However, those champions of 'freedom of expression' don't seem to be too worried about being the next targets of Muslim rage; after all, Charlie Hebdo survived a firebombing of its offices last November over the "Charia Hebdo" edition. If you recall, that was the one "guest edited" by the "Prophet Mohammed", and captioned with "100 lashes if you don't die of laughter." Well, we all know there is no humor in Islam, or at least its adherents are sorely lacking.
Naturally, everyone is panicking in that country- considering the amount of disenfranchised, unemployed Muslim youth just waiting for an excuse to rampage.
Jean-Marc Ayrault, the prime minister, issued a statement expressing his "disapproval of all excesses."
The magazine's editor, originally a cartoonist who uses the name Charb, denied he was being deliberately provocative at a delicate time.
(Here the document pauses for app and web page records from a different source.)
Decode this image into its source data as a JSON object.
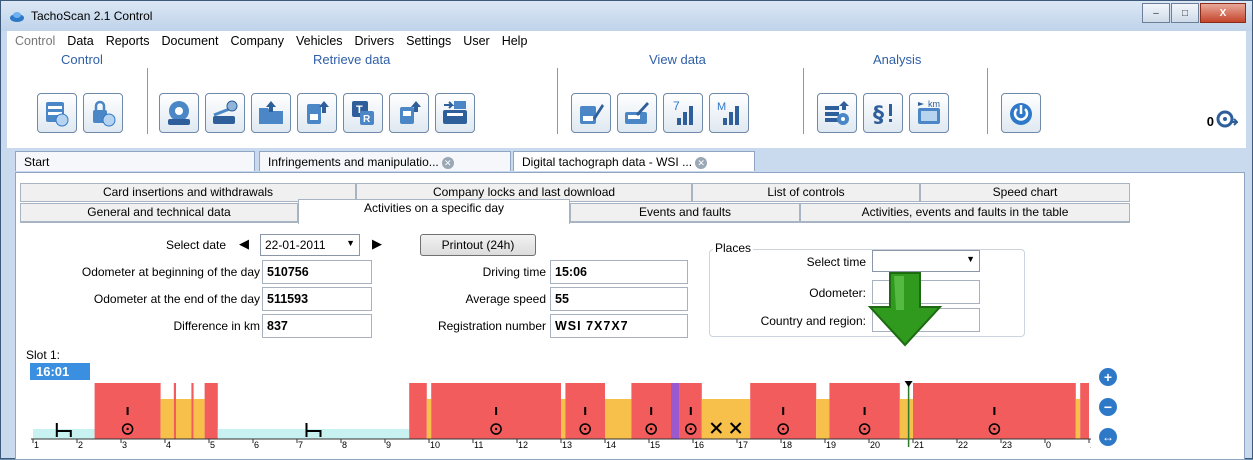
{
  "window": {
    "title": "TachoScan 2.1 Control",
    "buttons": {
      "minimize": "–",
      "maximize": "□",
      "close": "X"
    }
  },
  "menu": [
    {
      "label": "Control",
      "disabled": true
    },
    {
      "label": "Data"
    },
    {
      "label": "Reports"
    },
    {
      "label": "Document"
    },
    {
      "label": "Company"
    },
    {
      "label": "Vehicles"
    },
    {
      "label": "Drivers"
    },
    {
      "label": "Settings"
    },
    {
      "label": "User"
    },
    {
      "label": "Help"
    }
  ],
  "toolbar": {
    "groups": {
      "control": "Control",
      "retrieve": "Retrieve data",
      "view": "View data",
      "analysis": "Analysis"
    },
    "buttons": [
      {
        "name": "control-card-icon"
      },
      {
        "name": "control-lock-icon"
      },
      {
        "name": "download-card-icon"
      },
      {
        "name": "scanner-settings-icon"
      },
      {
        "name": "open-folder-icon"
      },
      {
        "name": "upload-card-icon"
      },
      {
        "name": "tacho-t-icon"
      },
      {
        "name": "vehicle-unit-upload-icon"
      },
      {
        "name": "card-reader-icon"
      },
      {
        "name": "view-card-icon"
      },
      {
        "name": "view-disc-icon"
      },
      {
        "name": "weekly-chart-icon"
      },
      {
        "name": "monthly-chart-icon"
      },
      {
        "name": "analysis-disc-icon"
      },
      {
        "name": "regulations-icon"
      },
      {
        "name": "km-book-icon"
      },
      {
        "name": "power-icon"
      }
    ],
    "weekly_digit": "7",
    "monthly_letter": "M",
    "km_text": "km",
    "t_letter": "T",
    "r_letter": "R",
    "right_count": "0"
  },
  "doc_tabs": [
    {
      "label": "Start"
    },
    {
      "label": "Infringements and manipulatio..."
    },
    {
      "label": "Digital tachograph data - WSI ..."
    }
  ],
  "panel_tabs": {
    "row1": [
      "Card insertions and withdrawals",
      "Company locks and last download",
      "List of controls",
      "Speed chart"
    ],
    "row2": [
      "General and technical data",
      "Activities on a specific day",
      "Events and faults",
      "Activities, events and faults in the table"
    ]
  },
  "form": {
    "select_date_label": "Select date",
    "date_value": "22-01-2011",
    "printout_label": "Printout (24h)",
    "odometer_begin_label": "Odometer at beginning of the day",
    "odometer_begin_value": "510756",
    "odometer_end_label": "Odometer at the end of the day",
    "odometer_end_value": "511593",
    "difference_label": "Difference in km",
    "difference_value": "837",
    "driving_time_label": "Driving time",
    "driving_time_value": "15:06",
    "average_speed_label": "Average speed",
    "average_speed_value": "55",
    "registration_label": "Registration number",
    "registration_value": "WSI 7X7X7"
  },
  "places": {
    "legend": "Places",
    "select_time_label": "Select time",
    "odometer_label": "Odometer:",
    "country_label": "Country and region:"
  },
  "slot": {
    "label": "Slot 1:",
    "time": "16:01"
  },
  "timeline": {
    "hour_labels": [
      "1",
      "2",
      "3",
      "4",
      "5",
      "6",
      "7",
      "8",
      "9",
      "10",
      "11",
      "12",
      "13",
      "14",
      "15",
      "16",
      "17",
      "18",
      "19",
      "20",
      "21",
      "22",
      "23",
      "0",
      "1"
    ],
    "colors": {
      "rest": "#c8f2f2",
      "driving": "#f25c5c",
      "work": "#f7c04a",
      "availability": "#9b59d0"
    },
    "segments": [
      {
        "start": 0.0,
        "end": 1.4,
        "activity": "rest"
      },
      {
        "start": 1.4,
        "end": 2.9,
        "activity": "driving"
      },
      {
        "start": 2.9,
        "end": 3.2,
        "activity": "work"
      },
      {
        "start": 3.2,
        "end": 3.25,
        "activity": "driving"
      },
      {
        "start": 3.25,
        "end": 3.6,
        "activity": "work"
      },
      {
        "start": 3.6,
        "end": 3.65,
        "activity": "driving"
      },
      {
        "start": 3.65,
        "end": 3.9,
        "activity": "work"
      },
      {
        "start": 3.9,
        "end": 4.2,
        "activity": "driving"
      },
      {
        "start": 4.2,
        "end": 8.55,
        "activity": "rest"
      },
      {
        "start": 8.55,
        "end": 8.95,
        "activity": "driving"
      },
      {
        "start": 8.95,
        "end": 9.05,
        "activity": "work"
      },
      {
        "start": 9.05,
        "end": 12.0,
        "activity": "driving"
      },
      {
        "start": 12.0,
        "end": 12.1,
        "activity": "work"
      },
      {
        "start": 12.1,
        "end": 13.0,
        "activity": "driving"
      },
      {
        "start": 13.0,
        "end": 13.6,
        "activity": "work"
      },
      {
        "start": 13.6,
        "end": 14.5,
        "activity": "driving"
      },
      {
        "start": 14.5,
        "end": 14.7,
        "activity": "availability"
      },
      {
        "start": 14.7,
        "end": 15.2,
        "activity": "driving"
      },
      {
        "start": 15.2,
        "end": 16.3,
        "activity": "work"
      },
      {
        "start": 16.3,
        "end": 17.8,
        "activity": "driving"
      },
      {
        "start": 17.8,
        "end": 18.1,
        "activity": "work"
      },
      {
        "start": 18.1,
        "end": 19.7,
        "activity": "driving"
      },
      {
        "start": 19.7,
        "end": 20.0,
        "activity": "work"
      },
      {
        "start": 20.0,
        "end": 23.7,
        "activity": "driving"
      },
      {
        "start": 23.7,
        "end": 23.8,
        "activity": "work"
      },
      {
        "start": 23.8,
        "end": 24.0,
        "activity": "driving"
      }
    ],
    "marker_time": 19.9
  },
  "side_buttons": {
    "zoom_in": "+",
    "zoom_out": "−",
    "fit": "↔"
  }
}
"The freedom of the press, is that a provocation?" he said. "I'm not asking strict Muslims to read Charlie Hebdo, just like I wouldn't go to a mosque to listen to speeches that go against everything I believe."
Muslim leaders have also piped in, not that anything they might say will change the minds of those hell bent on revenge.
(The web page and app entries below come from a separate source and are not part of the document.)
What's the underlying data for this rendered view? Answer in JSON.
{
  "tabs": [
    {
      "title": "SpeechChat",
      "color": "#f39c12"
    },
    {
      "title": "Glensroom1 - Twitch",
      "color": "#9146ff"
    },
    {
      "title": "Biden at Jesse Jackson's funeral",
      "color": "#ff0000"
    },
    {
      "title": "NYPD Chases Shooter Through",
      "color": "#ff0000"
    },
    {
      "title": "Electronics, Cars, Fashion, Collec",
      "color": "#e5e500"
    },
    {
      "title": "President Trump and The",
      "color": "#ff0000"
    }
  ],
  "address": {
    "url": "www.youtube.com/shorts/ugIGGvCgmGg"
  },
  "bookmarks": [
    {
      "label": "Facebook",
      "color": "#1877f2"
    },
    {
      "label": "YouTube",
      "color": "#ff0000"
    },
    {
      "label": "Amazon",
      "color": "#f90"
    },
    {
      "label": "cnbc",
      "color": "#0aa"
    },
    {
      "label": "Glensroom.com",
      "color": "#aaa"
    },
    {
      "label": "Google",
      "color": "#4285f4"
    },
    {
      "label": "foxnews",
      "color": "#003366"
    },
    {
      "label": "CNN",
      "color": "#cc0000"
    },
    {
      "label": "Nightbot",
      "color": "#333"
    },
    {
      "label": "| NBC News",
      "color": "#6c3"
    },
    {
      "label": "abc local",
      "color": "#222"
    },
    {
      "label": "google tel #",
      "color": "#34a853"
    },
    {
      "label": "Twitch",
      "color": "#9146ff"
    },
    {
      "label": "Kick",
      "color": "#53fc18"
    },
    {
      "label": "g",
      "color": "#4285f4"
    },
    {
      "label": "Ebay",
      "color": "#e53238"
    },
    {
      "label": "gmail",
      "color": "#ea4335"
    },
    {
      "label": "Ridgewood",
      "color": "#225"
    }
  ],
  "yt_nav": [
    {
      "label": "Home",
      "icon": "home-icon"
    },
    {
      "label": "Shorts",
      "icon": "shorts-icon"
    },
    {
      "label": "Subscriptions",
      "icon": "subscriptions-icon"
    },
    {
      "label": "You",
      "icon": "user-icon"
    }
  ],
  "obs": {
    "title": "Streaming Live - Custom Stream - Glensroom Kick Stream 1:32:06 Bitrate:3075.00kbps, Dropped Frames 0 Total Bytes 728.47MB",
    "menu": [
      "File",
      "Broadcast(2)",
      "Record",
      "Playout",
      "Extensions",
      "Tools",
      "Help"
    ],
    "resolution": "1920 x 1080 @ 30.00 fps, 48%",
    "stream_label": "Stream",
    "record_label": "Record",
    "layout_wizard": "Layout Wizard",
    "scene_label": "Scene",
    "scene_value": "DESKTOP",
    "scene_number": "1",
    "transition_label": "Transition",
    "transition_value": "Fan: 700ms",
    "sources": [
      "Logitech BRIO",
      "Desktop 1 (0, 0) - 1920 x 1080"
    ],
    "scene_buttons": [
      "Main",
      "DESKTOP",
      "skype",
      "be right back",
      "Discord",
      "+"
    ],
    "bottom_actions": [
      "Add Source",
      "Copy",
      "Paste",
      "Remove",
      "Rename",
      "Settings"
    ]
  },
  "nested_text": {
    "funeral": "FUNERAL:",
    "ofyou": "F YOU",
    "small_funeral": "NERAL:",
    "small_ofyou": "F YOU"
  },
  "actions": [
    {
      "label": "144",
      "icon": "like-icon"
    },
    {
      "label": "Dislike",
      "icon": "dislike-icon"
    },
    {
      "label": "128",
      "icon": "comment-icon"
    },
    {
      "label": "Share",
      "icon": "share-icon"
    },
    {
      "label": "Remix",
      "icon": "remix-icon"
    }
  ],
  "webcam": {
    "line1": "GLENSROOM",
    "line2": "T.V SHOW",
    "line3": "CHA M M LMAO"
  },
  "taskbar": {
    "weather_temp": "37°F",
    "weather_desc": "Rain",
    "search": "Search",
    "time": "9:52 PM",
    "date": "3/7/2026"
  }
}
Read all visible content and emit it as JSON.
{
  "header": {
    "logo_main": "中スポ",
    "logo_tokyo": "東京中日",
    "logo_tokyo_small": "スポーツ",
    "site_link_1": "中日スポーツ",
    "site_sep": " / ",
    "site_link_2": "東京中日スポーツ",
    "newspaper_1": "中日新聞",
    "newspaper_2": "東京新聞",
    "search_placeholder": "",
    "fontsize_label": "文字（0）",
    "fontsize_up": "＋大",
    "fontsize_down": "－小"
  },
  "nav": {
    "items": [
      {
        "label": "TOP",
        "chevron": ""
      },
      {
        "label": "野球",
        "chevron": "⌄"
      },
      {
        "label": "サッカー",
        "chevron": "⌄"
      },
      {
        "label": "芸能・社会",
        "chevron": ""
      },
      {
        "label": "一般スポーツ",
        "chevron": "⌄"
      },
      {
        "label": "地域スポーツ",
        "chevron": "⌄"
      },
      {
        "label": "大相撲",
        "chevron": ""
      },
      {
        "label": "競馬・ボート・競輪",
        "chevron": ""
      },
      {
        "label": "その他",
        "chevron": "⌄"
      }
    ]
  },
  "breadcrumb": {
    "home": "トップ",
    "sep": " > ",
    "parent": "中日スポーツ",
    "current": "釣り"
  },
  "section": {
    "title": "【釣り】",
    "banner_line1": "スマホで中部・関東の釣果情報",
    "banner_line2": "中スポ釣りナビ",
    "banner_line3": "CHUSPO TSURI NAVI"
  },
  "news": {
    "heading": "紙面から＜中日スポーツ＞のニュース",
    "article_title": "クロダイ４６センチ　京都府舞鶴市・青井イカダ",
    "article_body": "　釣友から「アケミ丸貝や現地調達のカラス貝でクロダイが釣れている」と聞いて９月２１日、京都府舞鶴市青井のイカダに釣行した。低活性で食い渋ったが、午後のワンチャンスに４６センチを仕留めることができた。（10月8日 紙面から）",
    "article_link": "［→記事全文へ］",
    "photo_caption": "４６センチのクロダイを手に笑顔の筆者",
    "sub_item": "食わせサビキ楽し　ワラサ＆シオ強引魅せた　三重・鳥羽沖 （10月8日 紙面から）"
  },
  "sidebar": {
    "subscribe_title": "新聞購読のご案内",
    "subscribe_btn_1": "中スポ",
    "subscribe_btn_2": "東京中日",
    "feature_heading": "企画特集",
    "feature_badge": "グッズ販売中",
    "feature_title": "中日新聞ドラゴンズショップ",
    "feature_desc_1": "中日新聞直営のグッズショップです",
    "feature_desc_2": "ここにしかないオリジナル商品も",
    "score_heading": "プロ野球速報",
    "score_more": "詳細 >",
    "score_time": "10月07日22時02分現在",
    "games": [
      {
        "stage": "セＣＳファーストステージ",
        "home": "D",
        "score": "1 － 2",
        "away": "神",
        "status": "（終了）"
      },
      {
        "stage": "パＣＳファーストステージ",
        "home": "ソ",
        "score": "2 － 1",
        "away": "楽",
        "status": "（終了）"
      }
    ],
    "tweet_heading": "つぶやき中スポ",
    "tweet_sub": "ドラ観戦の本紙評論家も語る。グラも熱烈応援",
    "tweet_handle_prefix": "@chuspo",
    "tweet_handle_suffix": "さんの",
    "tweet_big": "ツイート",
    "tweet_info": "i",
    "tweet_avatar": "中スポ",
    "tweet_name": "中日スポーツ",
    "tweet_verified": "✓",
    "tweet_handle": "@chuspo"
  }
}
Dalil Boubakeur, the senior cleric at Paris's biggest mosque, appealed for France's four million Muslims to remain calm.
"It is with astonishment, sadness and concern that I have learned that this publication is risking increasing the current outrage across the Muslim world," he said.
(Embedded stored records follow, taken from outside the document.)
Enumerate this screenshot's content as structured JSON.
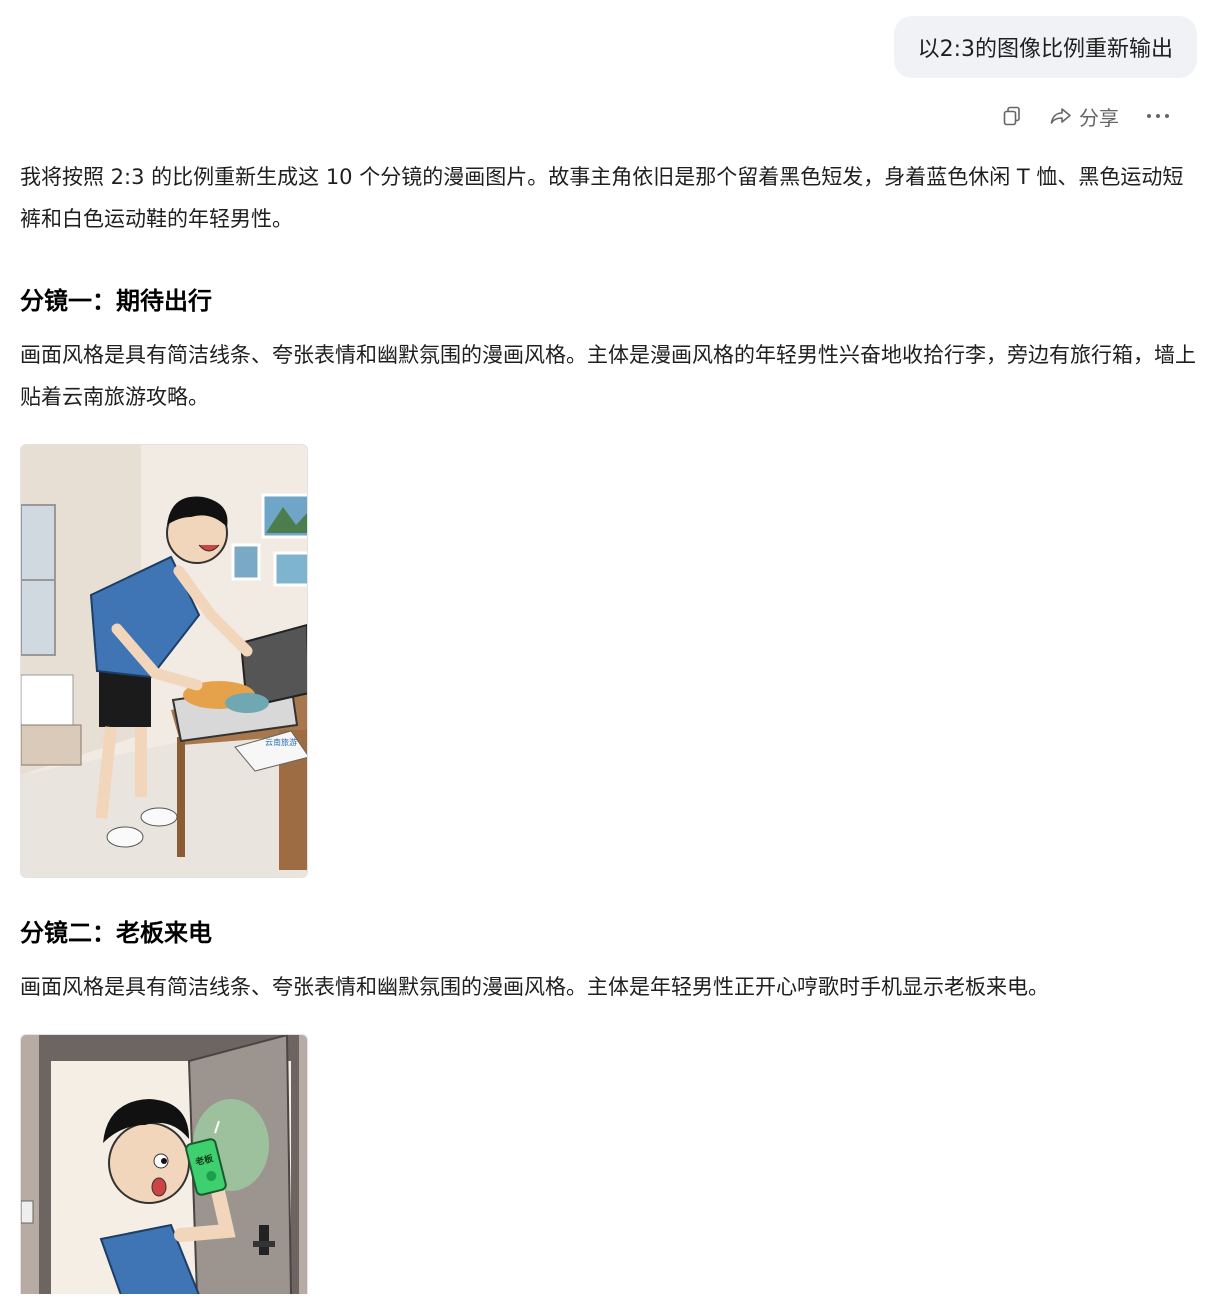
{
  "user_message": "以2:3的图像比例重新输出",
  "actions": {
    "copy_icon": "copy-icon",
    "share_label": "分享",
    "more_icon": "more-icon"
  },
  "reply": {
    "intro": "我将按照 2:3 的比例重新生成这 10 个分镜的漫画图片。故事主角依旧是那个留着黑色短发，身着蓝色休闲 T 恤、黑色运动短裤和白色运动鞋的年轻男性。",
    "panels": [
      {
        "heading": "分镜一：期待出行",
        "description": "画面风格是具有简洁线条、夸张表情和幽默氛围的漫画风格。主体是漫画风格的年轻男性兴奋地收拾行李，旁边有旅行箱，墙上贴着云南旅游攻略。",
        "image_icon": "comic-panel-packing-image",
        "image_text": "云南旅游"
      },
      {
        "heading": "分镜二：老板来电",
        "description": "画面风格是具有简洁线条、夸张表情和幽默氛围的漫画风格。主体是年轻男性正开心哼歌时手机显示老板来电。",
        "image_icon": "comic-panel-phone-call-image",
        "image_text": "老板"
      }
    ]
  },
  "colors": {
    "bubble_bg": "#f1f2f5",
    "shirt_blue": "#3f74b5",
    "phone_green": "#3ecf6e"
  }
}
"I would appeal to them not to pour oil on the fire."
France's Muslim Council, the community's main representative body, also appealed for calm in the face of "this new act of Islamaphobia."
Muslim leaders need to control their wayward followers, and not simply try to appease them.
In the meantime, I'll be waiting for the news about the angry mobs taking to the streets in France.
UPDATE 9/19/12: Here is one of the cartoons published on the front of Charlie Hebdo.
The cover of Charlie Hebdo (seen above) shows a Muslim in a wheelchair being pushed by an Orthodox Jew under the title Intouchables 2, referring to an award-winning French film about a impoverished black man who helps an aristocratic quadriplegic. Another cartoon on the back page of the weekly magazine shows a naked Mohammed exposing his backside to a film director.
Asked if it was a provocation, Editor Stephane Charbonnier said:
“The freedom of the press, is that a provocation? I’m not asking strict Muslims to read Charlie Hebdo, just like I wouldn’t go to a mosque to listen to speeches that go against everything I believe.”
Many people do. But as Charbonnier says, if you are offended by something just turn your head. No-one is forcing you to watch or read something you might find offensive.